I deliberately haven't told Mark and Eric about the Blue Lagoon, so they're curious when I pull into a parking lot 40 minutes outside ReykjavIk on our way to the airport. They glance nervously at the geothermal power plant nearby. But their jaws drop as we approach the lagoon itself, glowing sky-blue even on this overcast day.
The Blue Lagoon is Iceland's most famous geothermal spa, a vast man-made oasis of 100-degree water supplied by the thermal power station next door. Today, shrouded in mist that obscures the edges of the 465-square-foot pool, it's especially surreal. We float on our backs in the milky blue water, feeling as if we're suspended in the clouds.
Our skin is still tingling as we board our flight to New York. The final tally?Just $2,369, 31 rolls of film, 47 cups of coffee, nine hours of sleep.
How do you say "cheap" in Icelandic?
Of the numerous packages offered by Icelandair Holidays (800/779-2899; www.icelandair.com) to Iceland, the Adventure Package is the standard, with rates starting at $599 per person, double, depending on the hotel.
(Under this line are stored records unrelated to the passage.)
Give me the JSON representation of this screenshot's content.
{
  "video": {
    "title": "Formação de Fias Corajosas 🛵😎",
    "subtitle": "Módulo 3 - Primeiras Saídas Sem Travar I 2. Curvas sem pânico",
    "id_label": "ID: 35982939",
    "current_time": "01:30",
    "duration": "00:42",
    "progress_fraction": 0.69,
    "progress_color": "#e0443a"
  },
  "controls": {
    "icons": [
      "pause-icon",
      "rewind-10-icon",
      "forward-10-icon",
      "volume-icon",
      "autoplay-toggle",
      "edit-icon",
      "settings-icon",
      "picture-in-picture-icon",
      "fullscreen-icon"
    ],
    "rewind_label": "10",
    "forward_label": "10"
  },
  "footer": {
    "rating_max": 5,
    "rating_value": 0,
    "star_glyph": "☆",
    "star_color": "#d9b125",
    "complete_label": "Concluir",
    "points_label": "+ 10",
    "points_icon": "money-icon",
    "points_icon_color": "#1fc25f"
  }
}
The price includes round-trip airfare from New York, Boston, Baltimore, Orlando, or Minneapolis; airport transfers; and two nights in Reykjavik, with breakfast. The best choices are the Hotel Borg, ReykjavIk's grandest, or the Radisson SAS Saga Hotel.
With daylight lasting long into the night, June to August is the best time to go, but also the most expensive. To cut costs, consider May and September, when it's still pleasantly mild. Unless you're seriously sensitive to sunlight, there's little reason to visit in winter--you'd mostly be sightseeing in the dark. On top of the standard package, we added a rental car (from $50 per day), as well as a day trip to Akureyri (from $174 per person, including the flight from Reykjavik and rental car).